## What this task involves
Copy out all the entries word for word.

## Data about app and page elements
# # #

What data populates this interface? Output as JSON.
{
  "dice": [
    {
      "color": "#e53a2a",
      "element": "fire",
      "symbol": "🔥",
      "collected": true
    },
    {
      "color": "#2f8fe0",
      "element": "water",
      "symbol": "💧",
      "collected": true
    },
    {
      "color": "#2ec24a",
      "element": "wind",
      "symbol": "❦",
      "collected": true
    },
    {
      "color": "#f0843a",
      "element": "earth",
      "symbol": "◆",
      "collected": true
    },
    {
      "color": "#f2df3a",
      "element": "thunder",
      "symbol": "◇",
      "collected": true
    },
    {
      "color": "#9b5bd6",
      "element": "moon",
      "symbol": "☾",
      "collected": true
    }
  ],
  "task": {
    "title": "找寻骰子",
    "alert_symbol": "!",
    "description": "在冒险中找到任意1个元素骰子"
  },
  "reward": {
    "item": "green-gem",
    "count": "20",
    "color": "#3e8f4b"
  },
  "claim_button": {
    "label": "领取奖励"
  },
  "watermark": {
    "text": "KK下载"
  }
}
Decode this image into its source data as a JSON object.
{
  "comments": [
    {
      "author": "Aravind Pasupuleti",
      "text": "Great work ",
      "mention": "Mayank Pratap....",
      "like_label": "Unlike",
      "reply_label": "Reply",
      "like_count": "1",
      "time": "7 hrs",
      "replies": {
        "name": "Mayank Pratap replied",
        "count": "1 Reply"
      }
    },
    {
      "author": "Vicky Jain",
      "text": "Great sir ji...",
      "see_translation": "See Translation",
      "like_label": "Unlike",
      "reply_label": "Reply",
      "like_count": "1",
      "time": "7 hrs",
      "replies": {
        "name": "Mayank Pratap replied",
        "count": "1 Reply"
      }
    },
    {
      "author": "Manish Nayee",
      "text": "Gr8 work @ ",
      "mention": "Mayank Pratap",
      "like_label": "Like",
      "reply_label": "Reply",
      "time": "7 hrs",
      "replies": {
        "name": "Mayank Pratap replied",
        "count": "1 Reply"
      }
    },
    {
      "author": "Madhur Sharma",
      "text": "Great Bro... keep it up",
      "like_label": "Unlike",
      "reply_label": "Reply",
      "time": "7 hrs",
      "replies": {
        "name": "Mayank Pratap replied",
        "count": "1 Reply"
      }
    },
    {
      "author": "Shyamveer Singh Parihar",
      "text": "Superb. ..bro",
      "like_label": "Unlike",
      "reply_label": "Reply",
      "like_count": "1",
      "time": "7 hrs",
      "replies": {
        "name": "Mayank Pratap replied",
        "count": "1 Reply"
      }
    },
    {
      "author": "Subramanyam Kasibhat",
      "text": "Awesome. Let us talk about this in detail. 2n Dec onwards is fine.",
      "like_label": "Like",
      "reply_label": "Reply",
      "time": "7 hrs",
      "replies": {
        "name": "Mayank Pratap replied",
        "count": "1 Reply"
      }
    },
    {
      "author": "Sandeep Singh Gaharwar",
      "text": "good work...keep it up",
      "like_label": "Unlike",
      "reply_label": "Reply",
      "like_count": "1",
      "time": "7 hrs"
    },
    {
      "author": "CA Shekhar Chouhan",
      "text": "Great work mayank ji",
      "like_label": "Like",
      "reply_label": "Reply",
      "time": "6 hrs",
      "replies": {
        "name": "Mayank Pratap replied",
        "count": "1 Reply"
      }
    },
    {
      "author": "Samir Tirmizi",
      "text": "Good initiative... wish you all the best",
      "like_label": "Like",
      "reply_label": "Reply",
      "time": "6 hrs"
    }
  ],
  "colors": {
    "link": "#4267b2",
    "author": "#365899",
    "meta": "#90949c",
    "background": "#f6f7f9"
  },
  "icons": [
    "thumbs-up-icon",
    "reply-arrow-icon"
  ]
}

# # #

## Response to this exercise
What data populates this interface? Output as JSON.
{
  "dice": [
    {
      "color": "#e53a2a",
      "element": "fire",
      "symbol": "🔥",
      "collected": true
    },
    {
      "color": "#2f8fe0",
      "element": "water",
      "symbol": "💧",
      "collected": true
    },
    {
      "color": "#2ec24a",
      "element": "wind",
      "symbol": "❦",
      "collected": true
    },
    {
      "color": "#f0843a",
      "element": "earth",
      "symbol": "◆",
      "collected": true
    },
    {
      "color": "#f2df3a",
      "element": "thunder",
      "symbol": "◇",
      "collected": true
    },
    {
      "color": "#9b5bd6",
      "element": "moon",
      "symbol": "☾",
      "collected": true
    }
  ],
  "task": {
    "title": "找寻骰子",
    "alert_symbol": "!",
    "description": "在冒险中找到任意1个元素骰子"
  },
  "reward": {
    "item": "green-gem",
    "count": "20",
    "color": "#3e8f4b"
  },
  "claim_button": {
    "label": "领取奖励"
  },
  "watermark": {
    "text": "KK下载"
  }
}
Decode this image into its source data as a JSON object.
{
  "comments": [
    {
      "author": "Aravind Pasupuleti",
      "text": "Great work ",
      "mention": "Mayank Pratap....",
      "like_label": "Unlike",
      "reply_label": "Reply",
      "like_count": "1",
      "time": "7 hrs",
      "replies": {
        "name": "Mayank Pratap replied",
        "count": "1 Reply"
      }
    },
    {
      "author": "Vicky Jain",
      "text": "Great sir ji...",
      "see_translation": "See Translation",
      "like_label": "Unlike",
      "reply_label": "Reply",
      "like_count": "1",
      "time": "7 hrs",
      "replies": {
        "name": "Mayank Pratap replied",
        "count": "1 Reply"
      }
    },
    {
      "author": "Manish Nayee",
      "text": "Gr8 work @ ",
      "mention": "Mayank Pratap",
      "like_label": "Like",
      "reply_label": "Reply",
      "time": "7 hrs",
      "replies": {
        "name": "Mayank Pratap replied",
        "count": "1 Reply"
      }
    },
    {
      "author": "Madhur Sharma",
      "text": "Great Bro... keep it up",
      "like_label": "Unlike",
      "reply_label": "Reply",
      "time": "7 hrs",
      "replies": {
        "name": "Mayank Pratap replied",
        "count": "1 Reply"
      }
    },
    {
      "author": "Shyamveer Singh Parihar",
      "text": "Superb. ..bro",
      "like_label": "Unlike",
      "reply_label": "Reply",
      "like_count": "1",
      "time": "7 hrs",
      "replies": {
        "name": "Mayank Pratap replied",
        "count": "1 Reply"
      }
    },
    {
      "author": "Subramanyam Kasibhat",
      "text": "Awesome. Let us talk about this in detail. 2n Dec onwards is fine.",
      "like_label": "Like",
      "reply_label": "Reply",
      "time": "7 hrs",
      "replies": {
        "name": "Mayank Pratap replied",
        "count": "1 Reply"
      }
    },
    {
      "author": "Sandeep Singh Gaharwar",
      "text": "good work...keep it up",
      "like_label": "Unlike",
      "reply_label": "Reply",
      "like_count": "1",
      "time": "7 hrs"
    },
    {
      "author": "CA Shekhar Chouhan",
      "text": "Great work mayank ji",
      "like_label": "Like",
      "reply_label": "Reply",
      "time": "6 hrs",
      "replies": {
        "name": "Mayank Pratap replied",
        "count": "1 Reply"
      }
    },
    {
      "author": "Samir Tirmizi",
      "text": "Good initiative... wish you all the best",
      "like_label": "Like",
      "reply_label": "Reply",
      "time": "6 hrs"
    }
  ],
  "colors": {
    "link": "#4267b2",
    "author": "#365899",
    "meta": "#90949c",
    "background": "#f6f7f9"
  },
  "icons": [
    "thumbs-up-icon",
    "reply-arrow-icon"
  ]
}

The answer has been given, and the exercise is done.